Your instructions
Output every line below exactly.

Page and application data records
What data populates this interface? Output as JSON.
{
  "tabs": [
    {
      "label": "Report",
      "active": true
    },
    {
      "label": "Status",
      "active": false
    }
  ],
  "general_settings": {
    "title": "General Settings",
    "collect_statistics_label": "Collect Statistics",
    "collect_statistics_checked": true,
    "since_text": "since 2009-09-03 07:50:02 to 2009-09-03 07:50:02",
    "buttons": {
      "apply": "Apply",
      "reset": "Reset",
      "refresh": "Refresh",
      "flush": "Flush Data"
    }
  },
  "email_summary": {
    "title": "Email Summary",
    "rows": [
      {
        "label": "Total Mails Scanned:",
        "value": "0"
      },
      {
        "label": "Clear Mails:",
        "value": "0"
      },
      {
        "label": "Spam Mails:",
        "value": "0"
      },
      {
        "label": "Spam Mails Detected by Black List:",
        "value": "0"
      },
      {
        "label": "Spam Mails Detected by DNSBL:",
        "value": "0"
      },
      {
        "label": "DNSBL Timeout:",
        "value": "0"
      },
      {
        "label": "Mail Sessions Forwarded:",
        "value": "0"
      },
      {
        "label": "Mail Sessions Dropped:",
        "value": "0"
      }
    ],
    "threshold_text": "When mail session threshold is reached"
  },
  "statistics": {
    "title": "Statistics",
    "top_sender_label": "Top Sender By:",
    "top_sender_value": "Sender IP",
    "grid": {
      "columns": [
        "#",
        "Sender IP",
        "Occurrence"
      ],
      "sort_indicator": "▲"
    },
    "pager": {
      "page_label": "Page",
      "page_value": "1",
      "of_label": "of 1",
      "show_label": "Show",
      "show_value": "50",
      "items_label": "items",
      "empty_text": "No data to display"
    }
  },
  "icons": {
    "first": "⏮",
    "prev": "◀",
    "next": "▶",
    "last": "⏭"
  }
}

Answer to the problem
What data populates this interface? Output as JSON.
{
  "tabs": [
    {
      "label": "Report",
      "active": true
    },
    {
      "label": "Status",
      "active": false
    }
  ],
  "general_settings": {
    "title": "General Settings",
    "collect_statistics_label": "Collect Statistics",
    "collect_statistics_checked": true,
    "since_text": "since 2009-09-03 07:50:02 to 2009-09-03 07:50:02",
    "buttons": {
      "apply": "Apply",
      "reset": "Reset",
      "refresh": "Refresh",
      "flush": "Flush Data"
    }
  },
  "email_summary": {
    "title": "Email Summary",
    "rows": [
      {
        "label": "Total Mails Scanned:",
        "value": "0"
      },
      {
        "label": "Clear Mails:",
        "value": "0"
      },
      {
        "label": "Spam Mails:",
        "value": "0"
      },
      {
        "label": "Spam Mails Detected by Black List:",
        "value": "0"
      },
      {
        "label": "Spam Mails Detected by DNSBL:",
        "value": "0"
      },
      {
        "label": "DNSBL Timeout:",
        "value": "0"
      },
      {
        "label": "Mail Sessions Forwarded:",
        "value": "0"
      },
      {
        "label": "Mail Sessions Dropped:",
        "value": "0"
      }
    ],
    "threshold_text": "When mail session threshold is reached"
  },
  "statistics": {
    "title": "Statistics",
    "top_sender_label": "Top Sender By:",
    "top_sender_value": "Sender IP",
    "grid": {
      "columns": [
        "#",
        "Sender IP",
        "Occurrence"
      ],
      "sort_indicator": "▲"
    },
    "pager": {
      "page_label": "Page",
      "page_value": "1",
      "of_label": "of 1",
      "show_label": "Show",
      "show_value": "50",
      "items_label": "items",
      "empty_text": "No data to display"
    }
  },
  "icons": {
    "first": "⏮",
    "prev": "◀",
    "next": "▶",
    "last": "⏭"
  }
}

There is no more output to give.